_Information provided_
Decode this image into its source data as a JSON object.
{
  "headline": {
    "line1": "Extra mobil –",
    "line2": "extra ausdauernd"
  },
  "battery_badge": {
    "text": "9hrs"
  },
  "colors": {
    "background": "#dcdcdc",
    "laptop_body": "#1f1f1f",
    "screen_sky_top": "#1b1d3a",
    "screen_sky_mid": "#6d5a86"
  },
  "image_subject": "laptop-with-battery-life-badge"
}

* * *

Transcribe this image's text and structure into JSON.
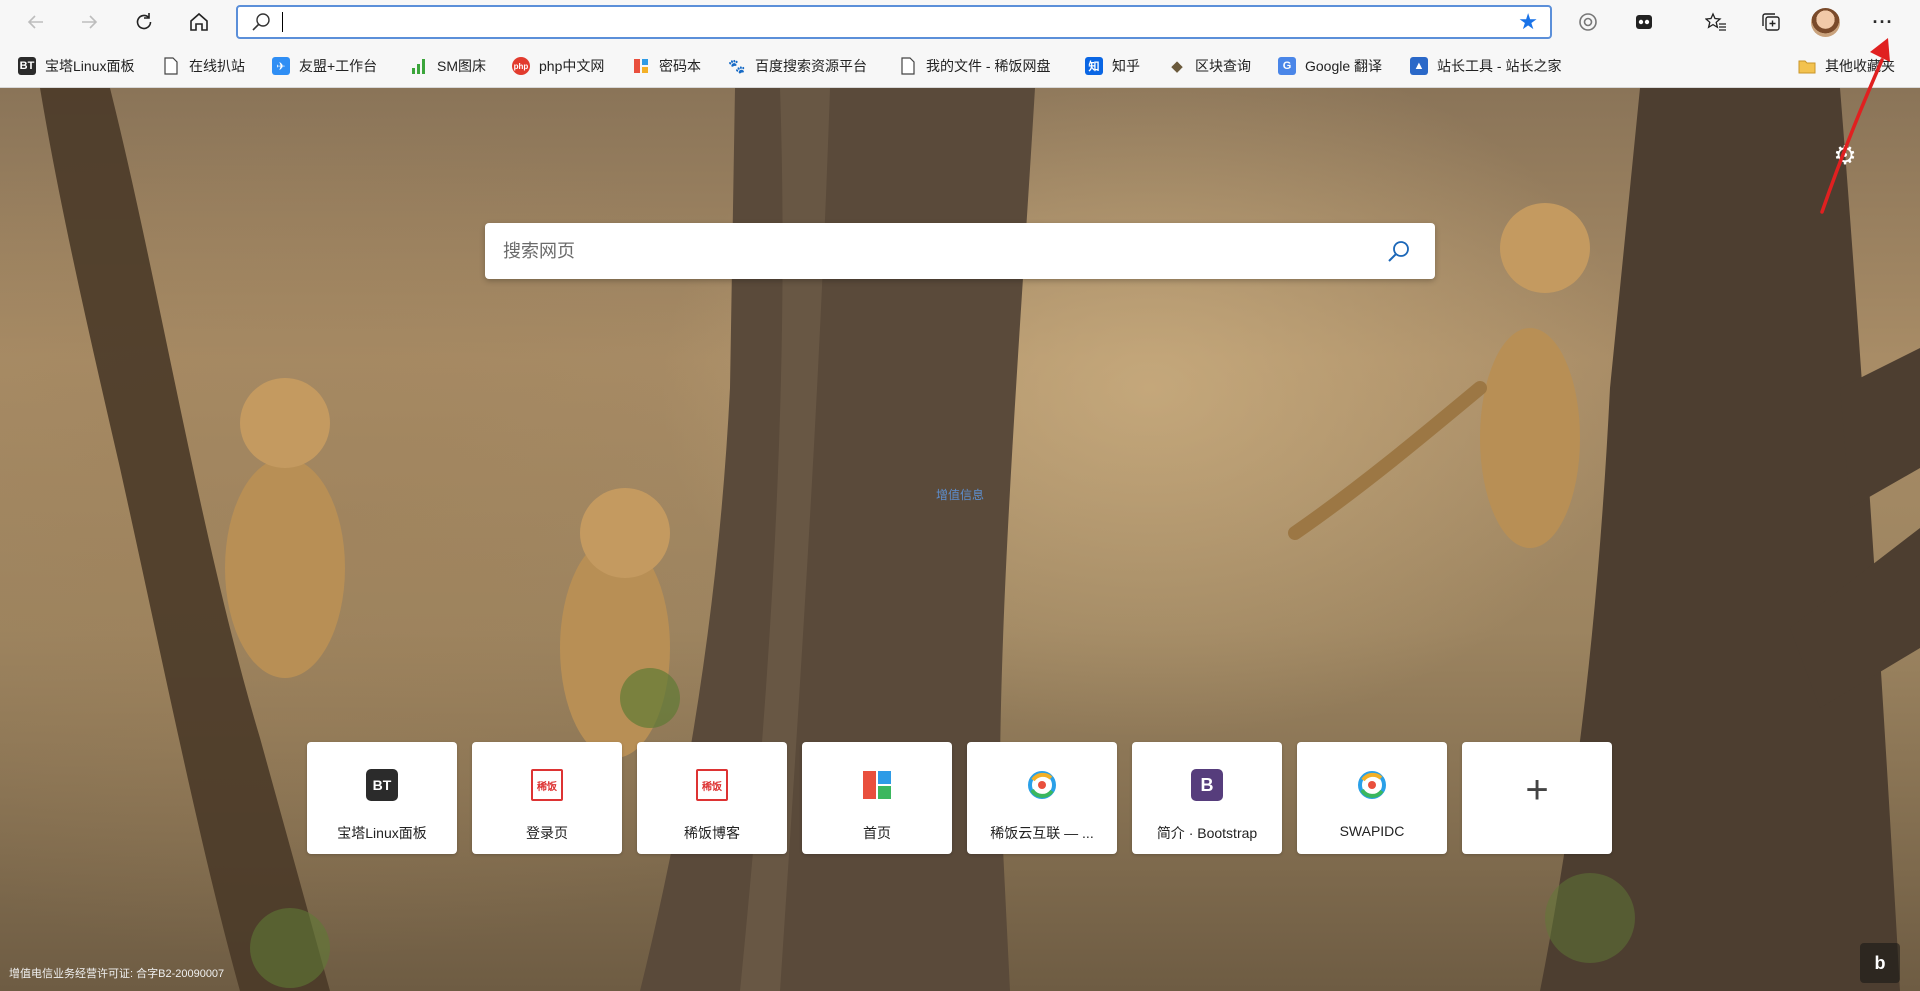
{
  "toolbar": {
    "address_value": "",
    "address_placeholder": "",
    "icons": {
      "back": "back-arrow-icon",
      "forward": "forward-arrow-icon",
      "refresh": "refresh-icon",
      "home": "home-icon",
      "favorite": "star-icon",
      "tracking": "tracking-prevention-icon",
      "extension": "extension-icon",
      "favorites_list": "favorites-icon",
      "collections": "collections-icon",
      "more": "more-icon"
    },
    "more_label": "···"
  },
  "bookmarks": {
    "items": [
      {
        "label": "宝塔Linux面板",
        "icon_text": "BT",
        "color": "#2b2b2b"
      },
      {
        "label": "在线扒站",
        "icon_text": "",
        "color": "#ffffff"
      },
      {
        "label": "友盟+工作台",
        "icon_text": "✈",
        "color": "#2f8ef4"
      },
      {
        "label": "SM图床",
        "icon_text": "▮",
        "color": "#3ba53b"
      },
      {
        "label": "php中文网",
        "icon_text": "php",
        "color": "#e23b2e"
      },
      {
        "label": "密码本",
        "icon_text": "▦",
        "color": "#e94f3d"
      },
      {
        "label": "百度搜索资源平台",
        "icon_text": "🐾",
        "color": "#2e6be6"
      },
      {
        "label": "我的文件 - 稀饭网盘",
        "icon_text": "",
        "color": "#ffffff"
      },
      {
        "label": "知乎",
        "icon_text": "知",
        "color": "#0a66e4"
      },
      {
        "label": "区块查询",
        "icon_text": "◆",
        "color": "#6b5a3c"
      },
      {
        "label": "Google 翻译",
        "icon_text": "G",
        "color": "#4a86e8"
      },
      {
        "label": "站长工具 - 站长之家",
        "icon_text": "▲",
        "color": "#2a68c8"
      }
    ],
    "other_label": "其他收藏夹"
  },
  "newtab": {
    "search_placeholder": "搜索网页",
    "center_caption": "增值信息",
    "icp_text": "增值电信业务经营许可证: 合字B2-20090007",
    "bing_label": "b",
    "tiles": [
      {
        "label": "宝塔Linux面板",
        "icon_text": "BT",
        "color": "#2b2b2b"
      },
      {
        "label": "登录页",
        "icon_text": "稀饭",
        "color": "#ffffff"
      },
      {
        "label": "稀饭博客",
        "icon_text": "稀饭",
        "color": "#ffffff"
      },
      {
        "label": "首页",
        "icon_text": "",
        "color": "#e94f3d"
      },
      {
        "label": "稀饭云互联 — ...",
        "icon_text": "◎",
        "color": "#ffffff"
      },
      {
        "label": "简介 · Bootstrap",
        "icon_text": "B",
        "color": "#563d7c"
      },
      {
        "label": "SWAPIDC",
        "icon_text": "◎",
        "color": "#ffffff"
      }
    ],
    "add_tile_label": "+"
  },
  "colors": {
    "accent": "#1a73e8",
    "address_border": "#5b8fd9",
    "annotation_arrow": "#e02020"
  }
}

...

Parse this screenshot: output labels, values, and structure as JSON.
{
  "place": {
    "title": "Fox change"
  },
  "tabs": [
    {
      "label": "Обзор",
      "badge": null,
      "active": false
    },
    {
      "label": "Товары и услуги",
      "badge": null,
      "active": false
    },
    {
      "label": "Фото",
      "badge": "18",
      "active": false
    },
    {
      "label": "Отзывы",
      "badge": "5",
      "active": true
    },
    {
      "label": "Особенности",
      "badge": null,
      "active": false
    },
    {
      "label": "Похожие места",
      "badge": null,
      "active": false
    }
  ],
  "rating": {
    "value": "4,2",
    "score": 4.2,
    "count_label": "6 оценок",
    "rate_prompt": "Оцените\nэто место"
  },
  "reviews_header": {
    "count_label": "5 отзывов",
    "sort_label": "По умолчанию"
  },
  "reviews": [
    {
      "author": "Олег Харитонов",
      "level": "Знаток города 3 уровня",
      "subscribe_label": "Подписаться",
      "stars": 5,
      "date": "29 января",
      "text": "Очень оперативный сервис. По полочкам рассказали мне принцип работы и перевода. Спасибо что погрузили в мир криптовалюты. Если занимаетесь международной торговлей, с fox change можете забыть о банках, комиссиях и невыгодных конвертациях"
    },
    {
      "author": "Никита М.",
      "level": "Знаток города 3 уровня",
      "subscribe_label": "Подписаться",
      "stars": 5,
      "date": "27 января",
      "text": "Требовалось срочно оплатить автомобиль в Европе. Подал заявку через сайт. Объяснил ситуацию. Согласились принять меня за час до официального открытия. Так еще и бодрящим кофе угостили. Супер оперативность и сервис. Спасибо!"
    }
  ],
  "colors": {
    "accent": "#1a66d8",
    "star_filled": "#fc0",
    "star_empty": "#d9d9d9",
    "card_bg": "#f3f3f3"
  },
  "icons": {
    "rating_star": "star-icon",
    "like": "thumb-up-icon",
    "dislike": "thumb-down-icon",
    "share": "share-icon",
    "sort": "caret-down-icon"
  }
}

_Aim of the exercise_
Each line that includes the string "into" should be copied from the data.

_Answer section_
Decode this image into its source data as a JSON object.
Transcribe this image's text and structure into JSON.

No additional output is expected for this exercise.